It is a room without acoustics. It is completely silent and sound absorbing. Companies use it to test the frequency of loud speakers. If you go into one and try and make the biggest sound you can make, you’ll find that it is almost nothing. The sound dies the moment that it is made. The reason that happens is because every sound you make actually reflects the space around you, so when you think about noise and sound in an environment it is very descriptive of where you are.
Do you have an example of this?
In 1994 I did a project in Paris to mark the 50th
anniversary of D-Day. The Ministry of Culture invited me over to create a project with the site being the Arc de Triomphe. Because the landmark is a war memorial, I went to the coast of Normandy (the site of the D-Day landing) and recorded the sound of the sea. I then took those recordings and wrapped the Arc de Triomphe in the sound of the sea, by strategically placing 70 loud speakers in and around the monument.
Normally, it is one of the noisiest places in Paris, but with the sound of the sea playing over it, you couldn't hear all the traffic and cars anymore. It wasn't because the sound was loud, it was because the sound of the sea is a 'white noise' that has psycho acoustic masking properties, so it basically hides the sounds of cars. Now, the sound of the sea is not a strange sound but when you put it on a monument in a metropolitan area, then you completely change people's perception of that icon.
So context is very important to your work?
It is everything. With my upcoming project in Abu Dhabi I wanted to make something very special – as it is my first project in the Arab world. I wanted to make something that captured the very soul of the place; something that was fundamental to the country, and it brought me to thinking about the desert. What if the desert had a voice? What would it sound like?
I think you’re in a better position to answer that than me!
[Laughs] It actually sounds a bit like the sea. It is a very primal sound – perfect to transport it into an urban environment.
To me, sound has a spiritual dimension to it. One of the things that interests me is how sound can connect everything around it. It is the one medium that connects multiple realities of a place.

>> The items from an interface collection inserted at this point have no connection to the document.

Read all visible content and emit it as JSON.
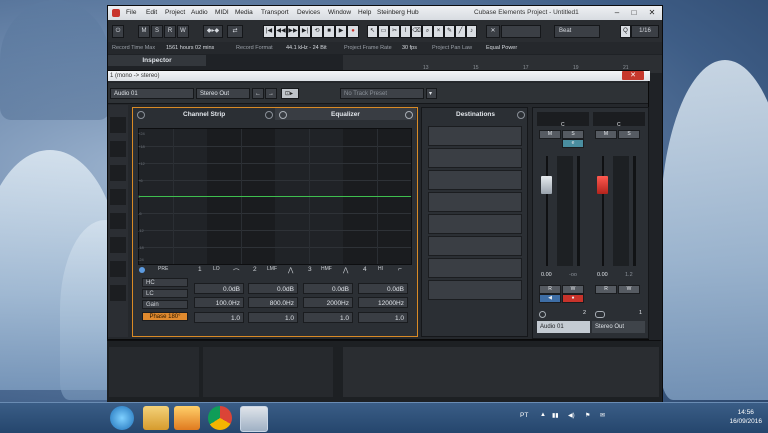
{
  "app": {
    "title": "Cubase Elements Project - Untitled1",
    "menu": [
      "File",
      "Edit",
      "Project",
      "Audio",
      "MIDI",
      "Media",
      "Transport",
      "Devices",
      "Window",
      "Help",
      "Steinberg Hub"
    ]
  },
  "toolbar": {
    "mode_buttons": [
      "M",
      "S",
      "R",
      "W"
    ],
    "snap_value": "Beat",
    "quantize": "1/16",
    "quantize_icon": "Q"
  },
  "status_bar": {
    "record_time_label": "Record Time Max",
    "record_time_value": "1561 hours 02 mins",
    "record_format_label": "Record Format",
    "record_format_value": "44.1 kHz - 24 Bit",
    "frame_rate_label": "Project Frame Rate",
    "frame_rate_value": "30 fps",
    "pan_law_label": "Project Pan Law",
    "pan_law_value": "Equal Power"
  },
  "inspector": {
    "title": "Inspector"
  },
  "ruler_ticks": [
    "13",
    "15",
    "17",
    "19",
    "21"
  ],
  "dialog": {
    "title": "1 (mono -> stereo)",
    "channel_name": "Audio 01",
    "output": "Stereo Out",
    "preset": "No Track Preset"
  },
  "channel_strip": {
    "title": "Channel Strip"
  },
  "equalizer": {
    "title": "Equalizer",
    "y_labels": [
      "+24",
      "+18",
      "+12",
      "+6",
      "0",
      "-6",
      "-12",
      "-18",
      "-24"
    ],
    "pre_label": "PRE",
    "side_buttons": {
      "hc": "HC",
      "lc": "LC",
      "gain": "Gain",
      "phase": "Phase 180°"
    },
    "bands": [
      {
        "num": "1",
        "type": "LO",
        "gain": "0.0dB",
        "freq": "100.0Hz",
        "q": "1.0"
      },
      {
        "num": "2",
        "type": "LMF",
        "gain": "0.0dB",
        "freq": "800.0Hz",
        "q": "1.0"
      },
      {
        "num": "3",
        "type": "HMF",
        "gain": "0.0dB",
        "freq": "2000Hz",
        "q": "1.0"
      },
      {
        "num": "4",
        "type": "HI",
        "gain": "0.0dB",
        "freq": "12000Hz",
        "q": "1.0"
      }
    ]
  },
  "destinations": {
    "title": "Destinations"
  },
  "mixer": {
    "left": {
      "pan": "C",
      "value": "0.00",
      "vu": "-oo",
      "name": "Audio 01",
      "index": "2"
    },
    "right": {
      "pan": "C",
      "value": "0.00",
      "vu": "1.2",
      "name": "Stereo Out",
      "index": "1"
    },
    "buttons": {
      "m": "M",
      "s": "S",
      "e": "e",
      "r": "R",
      "w": "W"
    },
    "scale": [
      "6",
      "0",
      "-3",
      "-6",
      "-12",
      "-18",
      "-24",
      "-30",
      "-40",
      "-50",
      "-60"
    ]
  },
  "taskbar": {
    "lang": "PT",
    "time": "14:56",
    "date": "16/09/2016"
  }
}
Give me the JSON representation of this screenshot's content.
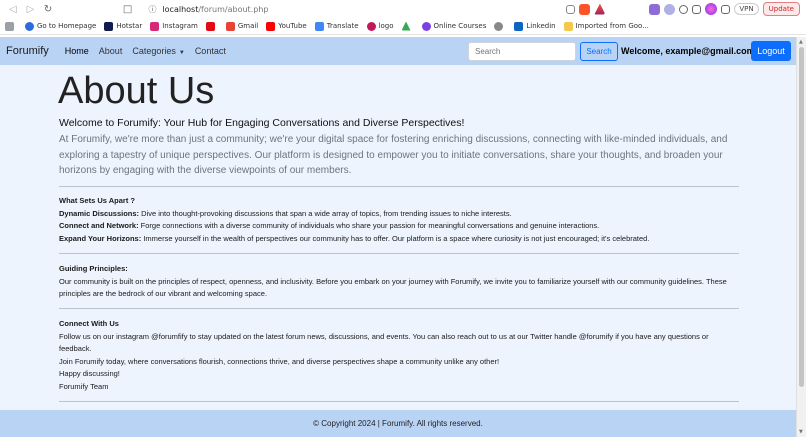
{
  "browser": {
    "url_host": "localhost",
    "url_path": "/forum/about.php",
    "vpn_label": "VPN",
    "update_label": "Update",
    "bookmarks": [
      {
        "label": "Go to Homepage",
        "color": "#2d6cdf"
      },
      {
        "label": "Hotstar",
        "color": "#0f1c4d"
      },
      {
        "label": "Instagram",
        "color": "#d62976"
      },
      {
        "label": "",
        "color": "#e50914"
      },
      {
        "label": "Gmail",
        "color": "#ea4335"
      },
      {
        "label": "YouTube",
        "color": "#ff0000"
      },
      {
        "label": "Translate",
        "color": "#4285f4"
      },
      {
        "label": "logo",
        "color": "#c2185b"
      },
      {
        "label": "",
        "color": "#34a853"
      },
      {
        "label": "Online Courses",
        "color": "#7b3fe4"
      },
      {
        "label": "",
        "color": "#888888"
      },
      {
        "label": "Linkedin",
        "color": "#0a66c2"
      },
      {
        "label": "Imported from Goo...",
        "color": "#f2c94c"
      }
    ]
  },
  "nav": {
    "brand": "Forumify",
    "links": [
      "Home",
      "About",
      "Categories",
      "Contact"
    ],
    "search_placeholder": "Search",
    "search_button": "Search",
    "welcome": "Welcome, example@gmail.com",
    "logout": "Logout"
  },
  "page": {
    "title": "About Us",
    "lead_heading": "Welcome to Forumify: Your Hub for Engaging Conversations and Diverse Perspectives!",
    "lead_text": "At Forumify, we're more than just a community; we're your digital space for fostering enriching discussions, connecting with like-minded individuals, and exploring a tapestry of unique perspectives. Our platform is designed to empower you to initiate conversations, share your thoughts, and broaden your horizons by engaging with the diverse viewpoints of our members.",
    "what_sets_title": "What Sets Us Apart ?",
    "features": [
      {
        "label": "Dynamic Discussions:",
        "text": " Dive into thought-provoking discussions that span a wide array of topics, from trending issues to niche interests."
      },
      {
        "label": "Connect and Network:",
        "text": " Forge connections with a diverse community of individuals who share your passion for meaningful conversations and genuine interactions."
      },
      {
        "label": "Expand Your Horizons:",
        "text": " Immerse yourself in the wealth of perspectives our community has to offer. Our platform is a space where curiosity is not just encouraged; it's celebrated."
      }
    ],
    "principles_title": "Guiding Principles:",
    "principles_text": "Our community is built on the principles of respect, openness, and inclusivity. Before you embark on your journey with Forumify, we invite you to familiarize yourself with our community guidelines. These principles are the bedrock of our vibrant and welcoming space.",
    "connect_title": "Connect With Us",
    "connect_lines": [
      "Follow us on our instagram @forumfify to stay updated on the latest forum news, discussions, and events. You can also reach out to us at our Twitter handle @forumify if you have any questions or feedback.",
      "Join Forumify today, where conversations flourish, connections thrive, and diverse perspectives shape a community unlike any other!",
      "Happy discussing!",
      "Forumify Team"
    ]
  },
  "footer": {
    "copyright": "© Copyright 2024 | Forumify. All rights reserved."
  }
}
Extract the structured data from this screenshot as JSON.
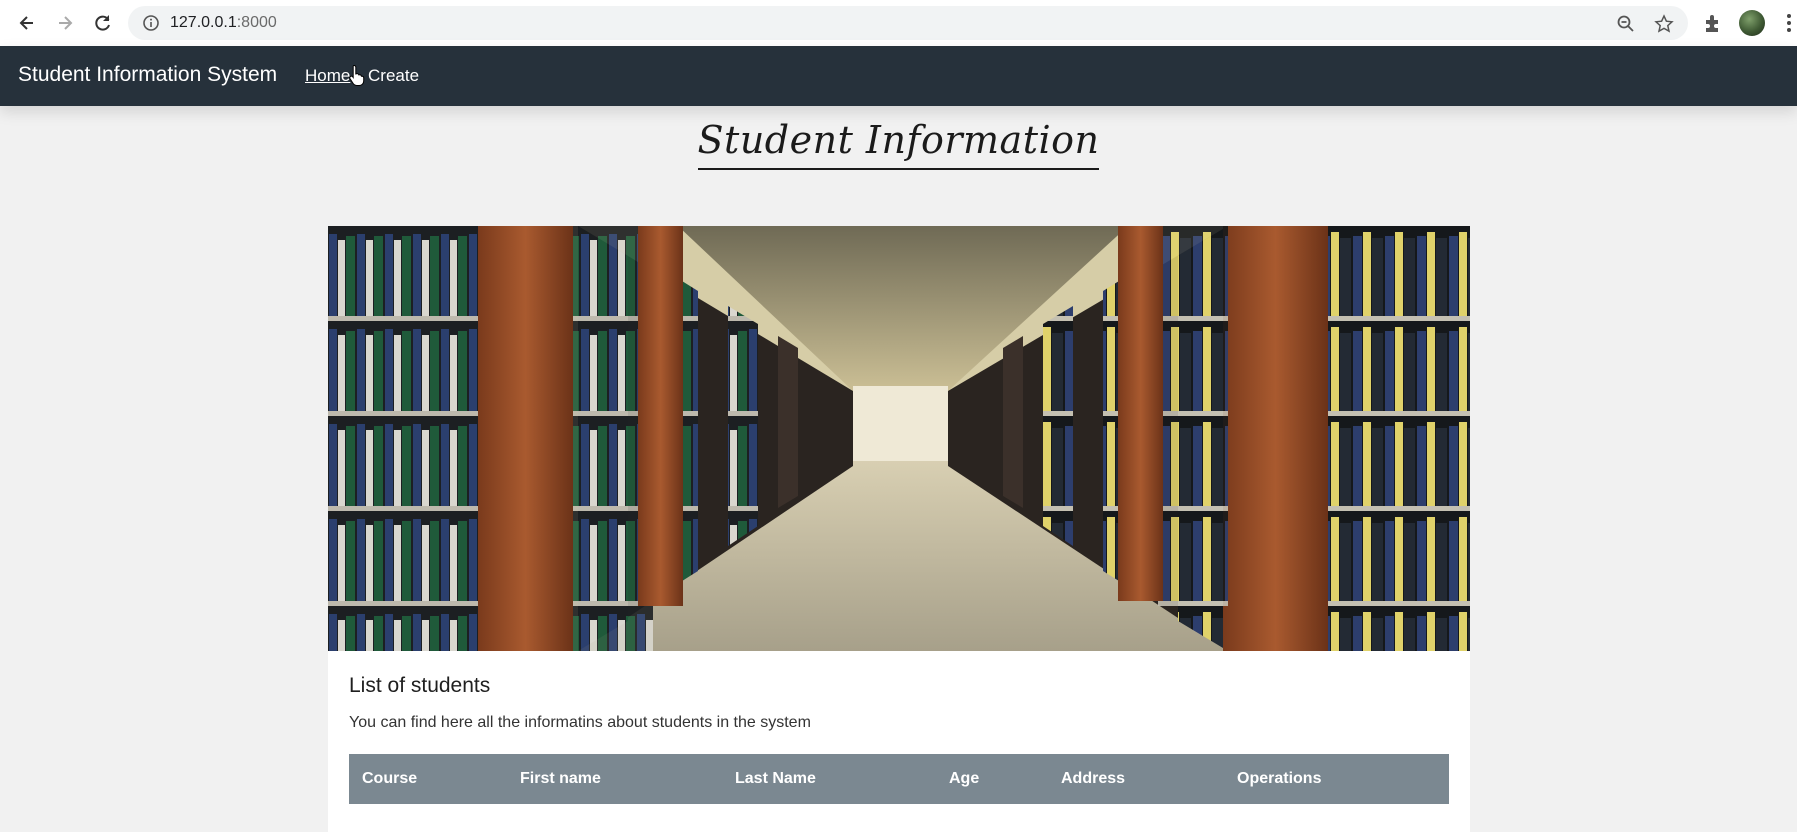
{
  "browser": {
    "url_host": "127.0.0.1",
    "url_port": ":8000",
    "icons": [
      "back-arrow-icon",
      "forward-arrow-icon",
      "reload-icon",
      "info-icon",
      "zoom-icon",
      "star-icon",
      "extensions-icon",
      "profile-avatar",
      "menu-dots-icon"
    ]
  },
  "navbar": {
    "brand": "Student Information System",
    "links": [
      {
        "label": "Home",
        "active": true
      },
      {
        "label": "Create",
        "active": false
      }
    ],
    "background": "#26313b"
  },
  "page": {
    "heading": "Student Information"
  },
  "card": {
    "hero_image": "library-bookshelves-aisle",
    "title": "List of students",
    "text": "You can find here all the informatins about students in the system",
    "table": {
      "header_color": "#7b8891",
      "columns": [
        "Course",
        "First name",
        "Last Name",
        "Age",
        "Address",
        "Operations"
      ]
    }
  }
}
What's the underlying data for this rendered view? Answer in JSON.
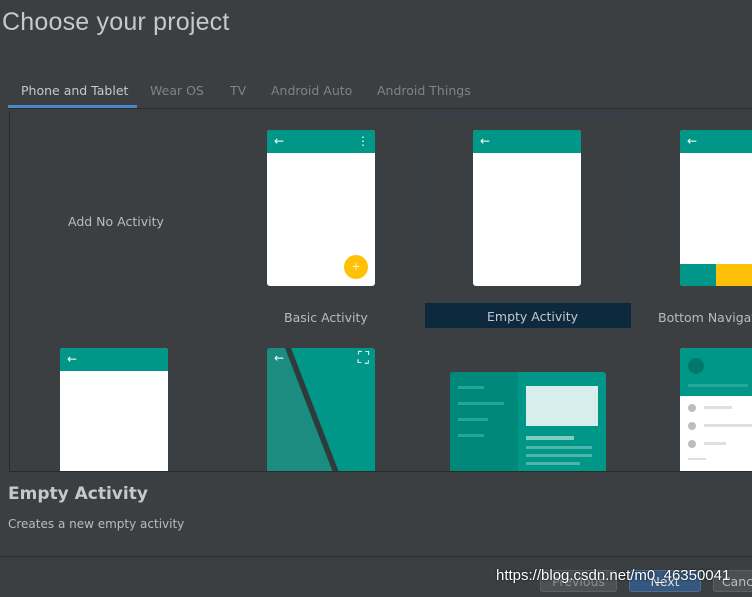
{
  "title": "Choose your project",
  "tabs": [
    "Phone and Tablet",
    "Wear OS",
    "TV",
    "Android Auto",
    "Android Things"
  ],
  "templates": {
    "add_no_activity": "Add No Activity",
    "basic_activity": "Basic Activity",
    "empty_activity": "Empty Activity",
    "bottom_navigation": "Bottom Navigati"
  },
  "details": {
    "name": "Empty Activity",
    "description": "Creates a new empty activity"
  },
  "buttons": {
    "previous": "Previous",
    "next": "Next",
    "cancel": "Cancel"
  },
  "watermark": "https://blog.csdn.net/m0_46350041",
  "icons": {
    "back": "←",
    "overflow": "⋮",
    "add": "+",
    "fullscreen": "⛶"
  },
  "colors": {
    "teal": "#009688",
    "accent": "#ffc107",
    "selection": "#0d293e",
    "tab_underline": "#4a88c7"
  }
}
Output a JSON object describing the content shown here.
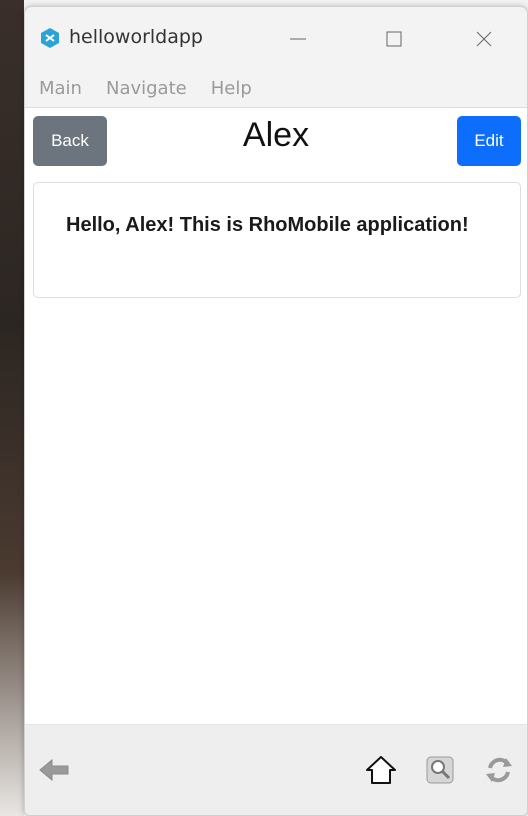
{
  "window": {
    "title": "helloworldapp",
    "icon": "app-logo-icon",
    "controls": [
      "minimize-icon",
      "maximize-icon",
      "close-icon"
    ]
  },
  "menu": {
    "items": [
      "Main",
      "Navigate",
      "Help"
    ]
  },
  "header": {
    "back_label": "Back",
    "title": "Alex",
    "edit_label": "Edit"
  },
  "content": {
    "message": "Hello, Alex! This is RhoMobile application!"
  },
  "toolbar": {
    "icons": [
      "back-arrow-icon",
      "home-icon",
      "search-icon",
      "refresh-icon"
    ]
  },
  "colors": {
    "back_button": "#6c757d",
    "edit_button": "#0d6efd",
    "app_icon": "#2aa3d8"
  }
}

If you go into a dense urban environment, there are a lot of different things going on and if you stop to listen and analyse it, you are hearing all the energy of the place and it is the one medium that unifies the experience in a particular moment in time. Personally I think that is something significant.
You recently had a stint as the Artist in Residence at CERN in Switzerland. Tell me about that…
I was working on a project that sounds a bit like a science fiction movie. The title of it was Acoustic Time Travel. What I was trying to do is turn the world’s largest man-made machine – the large hadron collider – into a musical instrument. I did different experiments to see how sounds lived inside that machine.
Would you say you are trying to find art in science?
The problem I have with the art world is that there is so much ego, and that the more famous people become the more egocentric they become, with me, the ego part isn't very interesting it is more the ideas that I am interested in. At CERN people are studying some real fundamental questions, such as the birth of the universe, how it exists, what was the Big Bang, was there anything before the Big Bang, are there multiple universes. Some very fundamental questions. It is the sense of this collective effort and the transparency show that what is important is the questions and not the egos of the people studying it. I find the art world is the opposite. I would not want to be seen as an artist in that sense, I am more interested in the value of the experience that I create.
Do you revel in silence?
The nice thing about a quiet space is enables you to hear details. It is hard for me to turn off my hearing. For example when I am staying in a hotel, and I have very active neighbours!
To see more of Bill Fontana's work, visit resoundings.org